Posted by Joseph Nobles at 2/02/2004 05:32:00 PM
Remember the scene in Titantic where the iceberg has been spotted, and the crew scrambles to reverse those gigantic engines? Well, conservative journalists and pundits alike have just done the same thing with regards to their views of CIA intelligence. Before the Kay Report loomed out of the quiet January night, they regaled us with the timidity of the Intelligence Community. Now that the WMD are fully recognized to not be there, the story is that the CIA sold the White House a hyped bill of goods.
Atrios has sounded the Google call: Document the Reverse Engine Full. I'm taking George "Is Anybody Listening" Will. And while the search is on, I've landed a peach of a quote from Mr. Will:
ABCNEWS' Michel Martin said the discussion has implications for future administration efforts to build a foreign policy consensus.Maybe a better name for this would be "Operation Shooting Fish in Barrel".
"If the administration wants to go forward in Iran, in other places where there are concerns about nuclear programs being developed, and if the public — not just the American public but the broader public — comes to believe that they played fast and loose with their facts, there's going to be hell to pay when they make any effort to engage in a similar kind of policy," said Martin.
"It is the case that the administration says we're going to find them," said Will, of Iraq's alleged weapons of mass destruction. "If we don't find them then the doctrine of preemption is gone, because preemption presupposes a certain degree of confidence in your intelligence."
This Week Roundtable, June 22, 2003
Posted by Joseph Nobles at 2/01/2004 12:29:00 PM
Eh, what do I know? I'm about to go see Return of the King again. (It's only my second time!)
I've not yet reviewed any of the Lord of the Rings films, a shocking lapse on my part.
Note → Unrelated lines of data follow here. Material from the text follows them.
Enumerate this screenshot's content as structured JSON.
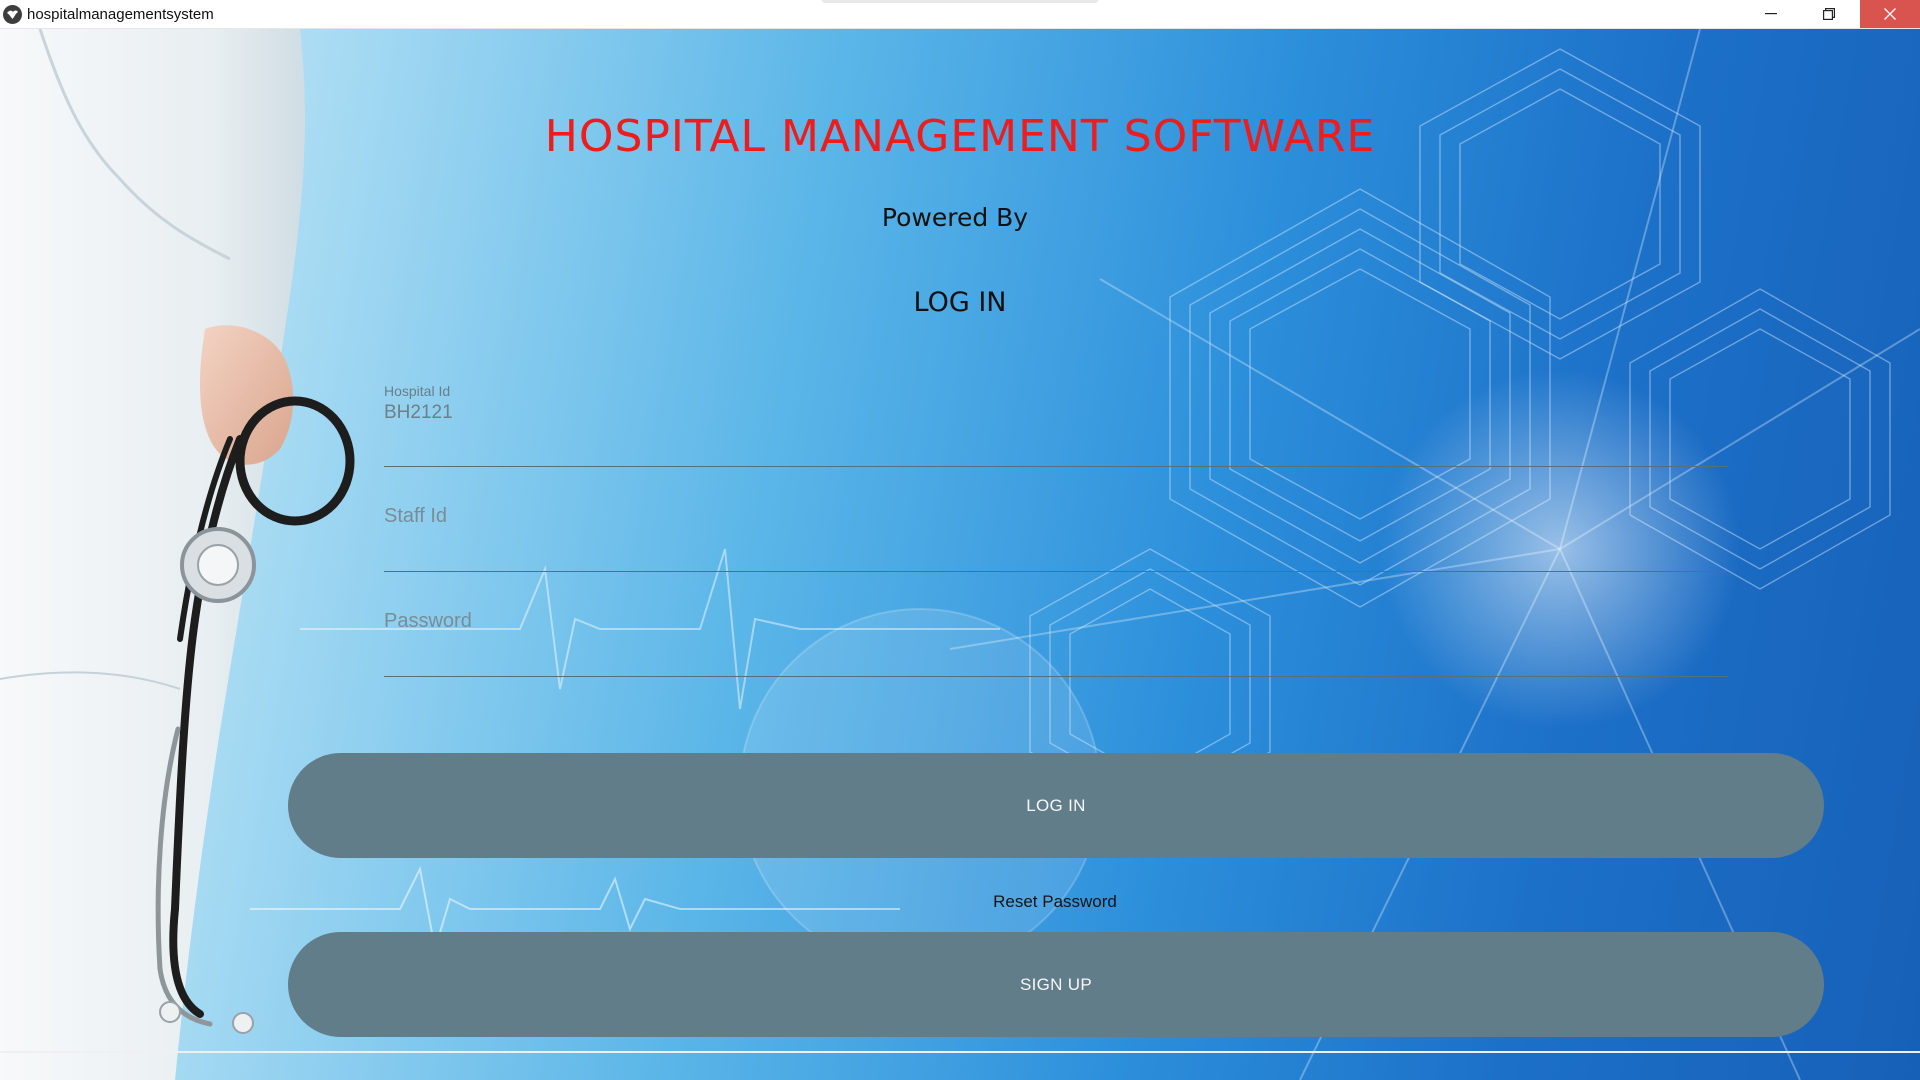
{
  "window": {
    "title": "hospitalmanagementsystem",
    "icon": "app-bird-icon",
    "controls": [
      "minimize-icon",
      "restore-icon",
      "close-icon"
    ],
    "close_color": "#d9534f"
  },
  "header": {
    "app_title": "HOSPITAL MANAGEMENT SOFTWARE",
    "app_title_color": "#ee1c1c",
    "powered_by": "Powered By",
    "login_heading": "LOG IN"
  },
  "form": {
    "hospital_id": {
      "label": "Hospital Id",
      "value": "BH2121"
    },
    "staff_id": {
      "placeholder": "Staff Id",
      "value": ""
    },
    "password": {
      "placeholder": "Password",
      "value": ""
    }
  },
  "actions": {
    "login_label": "LOG IN",
    "reset_label": "Reset Password",
    "signup_label": "SIGN UP",
    "button_color": "#627d8a"
  }
}
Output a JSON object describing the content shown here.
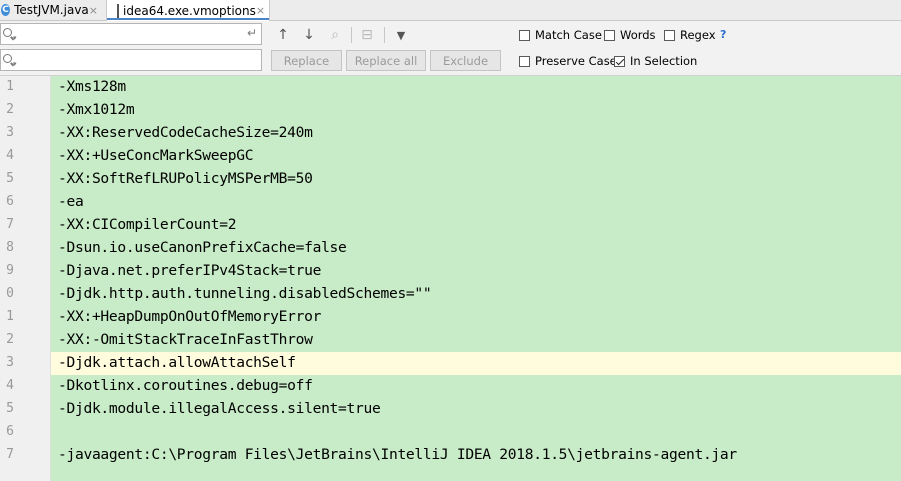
{
  "tabs": [
    {
      "label": "TestJVM.java",
      "icon": "java-class-icon",
      "close": "×"
    },
    {
      "label": "idea64.exe.vmoptions",
      "icon": "text-file-icon",
      "close": "×"
    }
  ],
  "search": {
    "find_value": "",
    "replace_value": "",
    "newline_symbol": "↵",
    "buttons": {
      "replace": "Replace",
      "replace_all": "Replace all",
      "exclude": "Exclude"
    },
    "tool_symbols": {
      "prev": "↑",
      "next": "↓",
      "find_all": "⌕",
      "select_all": "⊟",
      "filter": "▼"
    },
    "options": {
      "match_case": {
        "label": "Match Case",
        "checked": false
      },
      "words": {
        "label": "Words",
        "checked": false
      },
      "regex": {
        "label": "Regex",
        "checked": false
      },
      "regex_help": "?",
      "preserve_case": {
        "label": "Preserve Case",
        "checked": false
      },
      "in_selection": {
        "label": "In Selection",
        "checked": true
      }
    }
  },
  "editor": {
    "current_line": 13,
    "highlight_color": "#c8ecc8",
    "current_line_color": "#fefcdc",
    "lines": [
      {
        "num": "1",
        "text": "-Xms128m"
      },
      {
        "num": "2",
        "text": "-Xmx1012m"
      },
      {
        "num": "3",
        "text": "-XX:ReservedCodeCacheSize=240m"
      },
      {
        "num": "4",
        "text": "-XX:+UseConcMarkSweepGC"
      },
      {
        "num": "5",
        "text": "-XX:SoftRefLRUPolicyMSPerMB=50"
      },
      {
        "num": "6",
        "text": "-ea"
      },
      {
        "num": "7",
        "text": "-XX:CICompilerCount=2"
      },
      {
        "num": "8",
        "text": "-Dsun.io.useCanonPrefixCache=false"
      },
      {
        "num": "9",
        "text": "-Djava.net.preferIPv4Stack=true"
      },
      {
        "num": "0",
        "text": "-Djdk.http.auth.tunneling.disabledSchemes=\"\""
      },
      {
        "num": "1",
        "text": "-XX:+HeapDumpOnOutOfMemoryError"
      },
      {
        "num": "2",
        "text": "-XX:-OmitStackTraceInFastThrow"
      },
      {
        "num": "3",
        "text": "-Djdk.attach.allowAttachSelf"
      },
      {
        "num": "4",
        "text": "-Dkotlinx.coroutines.debug=off"
      },
      {
        "num": "5",
        "text": "-Djdk.module.illegalAccess.silent=true"
      },
      {
        "num": "6",
        "text": ""
      },
      {
        "num": "7",
        "text": "-javaagent:C:\\Program Files\\JetBrains\\IntelliJ IDEA 2018.1.5\\jetbrains-agent.jar"
      }
    ]
  }
}
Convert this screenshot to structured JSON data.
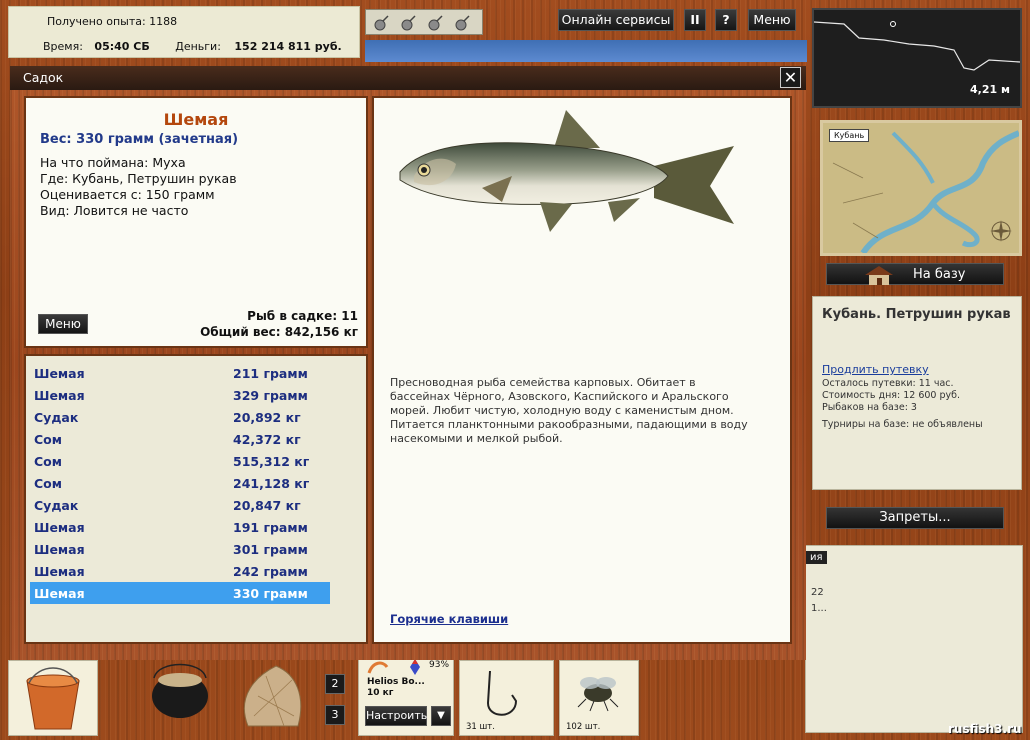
{
  "hud": {
    "experience": "Получено опыта: 1188",
    "time_label": "Время:",
    "time_value": "05:40 СБ",
    "money_label": "Деньги:",
    "money_value": "152 214 811 руб."
  },
  "toolbar": {
    "online_services": "Онлайн сервисы",
    "pause": "II",
    "help": "?",
    "menu": "Меню"
  },
  "depth": {
    "value": "4,21 м"
  },
  "map": {
    "label": "Кубань"
  },
  "base": {
    "to_base_button": "На базу",
    "location_title": "Кубань. Петрушин рукав",
    "extend_link": "Продлить путевку",
    "remaining": "Осталось путевки: 11 час.",
    "day_cost": "Стоимость дня: 12 600 руб.",
    "fishers": "Рыбаков на базе: 3",
    "tournaments": "Турниры на базе: не объявлены",
    "bans_button": "Запреты..."
  },
  "right_lower": {
    "tab_fragment": "ия",
    "value1": "22",
    "value2": "1..."
  },
  "dialog": {
    "title": "Садок",
    "close": "✕"
  },
  "fish_info": {
    "name": "Шемая",
    "weight": "Вес: 330 грамм (зачетная)",
    "caught_on": "На что поймана: Муха",
    "location": "Где: Кубань, Петрушин рукав",
    "rated_from": "Оценивается с: 150 грамм",
    "kind": "Вид: Ловится не часто",
    "menu_button": "Меню",
    "fish_count": "Рыб в садке: 11",
    "total_weight": "Общий вес: 842,156 кг"
  },
  "catch_list": [
    {
      "name": "Шемая",
      "weight": "211 грамм"
    },
    {
      "name": "Шемая",
      "weight": "329 грамм"
    },
    {
      "name": "Судак",
      "weight": "20,892 кг"
    },
    {
      "name": "Сом",
      "weight": "42,372 кг"
    },
    {
      "name": "Сом",
      "weight": "515,312 кг"
    },
    {
      "name": "Сом",
      "weight": "241,128 кг"
    },
    {
      "name": "Судак",
      "weight": "20,847 кг"
    },
    {
      "name": "Шемая",
      "weight": "191 грамм"
    },
    {
      "name": "Шемая",
      "weight": "301 грамм"
    },
    {
      "name": "Шемая",
      "weight": "242 грамм"
    },
    {
      "name": "Шемая",
      "weight": "330 грамм"
    }
  ],
  "selected_index": 10,
  "description": {
    "text": "Пресноводная рыба семейства карповых. Обитает в бассейнах Чёрного, Азовского, Каспийского и Аральского морей. Любит чистую, холодную воду с каменистым дном. Питается планктонными ракообразными, падающими в воду насекомыми и мелкой рыбой.",
    "hotkeys_link": "Горячие клавиши"
  },
  "bottom_bar": {
    "slot2": "2",
    "slot3": "3",
    "rod_percent": "93%",
    "rod_name": "Helios Bo...",
    "rod_weight": "10 кг",
    "configure_button": "Настроить",
    "dropdown": "▼",
    "hook_count": "31 шт.",
    "fly_count": "102 шт."
  },
  "credit": "rusfish3.ru",
  "colors": {
    "accent_selected": "#3e9fee",
    "fish_name": "#b4470d",
    "list_text": "#1d2e80"
  }
}
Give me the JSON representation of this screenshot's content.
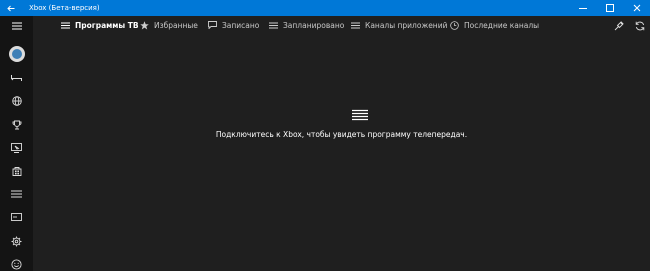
{
  "window": {
    "title": "Xbox (Бета-версия)",
    "back_icon": "back-arrow-icon",
    "controls": [
      "minimize-icon",
      "maximize-icon",
      "close-icon"
    ],
    "accent_color": "#0078d7"
  },
  "sidebar": {
    "items": [
      {
        "name": "hamburger-menu",
        "icon": "hamburger-icon"
      },
      {
        "name": "profile-avatar",
        "icon": "avatar"
      },
      {
        "name": "home",
        "icon": "home-icon"
      },
      {
        "name": "network",
        "icon": "globe-icon"
      },
      {
        "name": "achievements",
        "icon": "trophy-icon"
      },
      {
        "name": "game-dvr",
        "icon": "dvr-icon"
      },
      {
        "name": "store",
        "icon": "store-icon"
      },
      {
        "name": "onegude",
        "icon": "list-icon"
      },
      {
        "name": "connect",
        "icon": "console-icon"
      },
      {
        "name": "settings",
        "icon": "gear-icon"
      },
      {
        "name": "feedback",
        "icon": "smiley-icon"
      }
    ]
  },
  "tabs": [
    {
      "label": "Программы ТВ",
      "icon": "list-icon",
      "active": true
    },
    {
      "label": "Избранные",
      "icon": "star-icon",
      "active": false
    },
    {
      "label": "Записано",
      "icon": "recorded-icon",
      "active": false
    },
    {
      "label": "Запланировано",
      "icon": "scheduled-icon",
      "active": false
    },
    {
      "label": "Каналы приложений",
      "icon": "list-icon",
      "active": false
    },
    {
      "label": "Последние каналы",
      "icon": "clock-icon",
      "active": false
    }
  ],
  "toolbar_right": [
    "remote-icon",
    "refresh-icon"
  ],
  "main": {
    "glyph": "list-icon",
    "message": "Подключитесь к Xbox, чтобы увидеть программу телепередач."
  }
}
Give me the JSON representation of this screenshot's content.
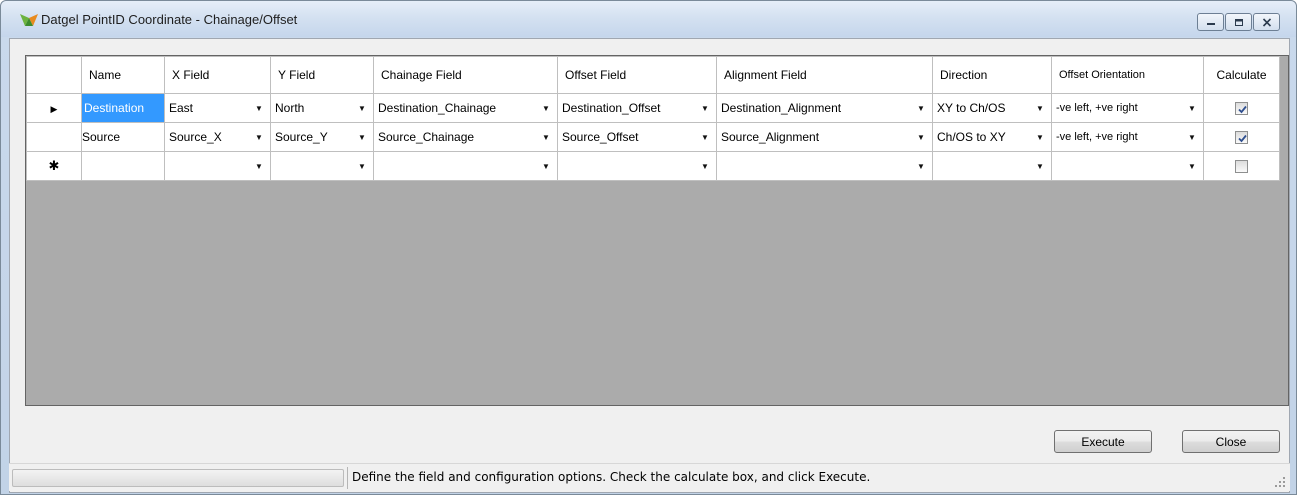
{
  "window": {
    "title": "Datgel PointID Coordinate - Chainage/Offset",
    "icon": "datgel-logo-icon",
    "controls": [
      "minimize-icon",
      "restore-icon",
      "close-icon"
    ]
  },
  "grid": {
    "columns": [
      "Name",
      "X Field",
      "Y Field",
      "Chainage Field",
      "Offset Field",
      "Alignment Field",
      "Direction",
      "Offset Orientation",
      "Calculate"
    ],
    "rows": [
      {
        "indicator": "▶",
        "name": "Destination",
        "x_field": "East",
        "y_field": "North",
        "chainage_field": "Destination_Chainage",
        "offset_field": "Destination_Offset",
        "alignment_field": "Destination_Alignment",
        "direction": "XY to Ch/OS",
        "offset_orientation": "-ve left, +ve right",
        "calculate": true
      },
      {
        "indicator": "",
        "name": "Source",
        "x_field": "Source_X",
        "y_field": "Source_Y",
        "chainage_field": "Source_Chainage",
        "offset_field": "Source_Offset",
        "alignment_field": "Source_Alignment",
        "direction": "Ch/OS to XY",
        "offset_orientation": "-ve left, +ve right",
        "calculate": true
      },
      {
        "indicator": "✱",
        "name": "",
        "x_field": "",
        "y_field": "",
        "chainage_field": "",
        "offset_field": "",
        "alignment_field": "",
        "direction": "",
        "offset_orientation": "",
        "calculate": false
      }
    ]
  },
  "buttons": {
    "execute": "Execute",
    "close": "Close"
  },
  "status": {
    "message": "Define the field and configuration options.  Check the calculate box, and click Execute."
  },
  "colors": {
    "selection": "#3399ff",
    "grid_background": "#ababab",
    "window_frame": "#c5d6ec"
  }
}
That's because I'm waiting for the extended version of Return for final judgment. Without a doubt the work of Peter Jackson and his production crew can't be overemphasized. Tolkien's world came alive, and it did this hobbit's heart good.
Posted by Joseph Nobles at 2/01/2004 11:14:00 AM
There are good reasons for discounting the torn SPE from an accounting of Bush's service record. Many people do rely on it to exonerate Bush, however, and I hope I've shown that the document isn't the excuse Bush apologists are looking for.
In fact, the disconnect between this document and other documentation of Bush's service in 72-73 is highlighted. It shows Bush in Houston (as Martin Heldt pointed out, this SPE wouldn't have service from Bama), while other documents show Bush wasn't in Houston from May to April. Is it a forgery? If so, when was it forged - then or now? If it's authentic, then where was the time served? How did Bush put in the kind of hours the 72-73 SPE reveals without being noticed by his superior officers at Houston?
Were people protecting Bush? Or were they protecting their own culpability in falsifying Bush's record and giving him a easy path out of Vietnam? I don't know. You don't know. Only Bush knows, and he's not talking.
Posted by Joseph Nobles at 2/01/2004 11:02:00 AM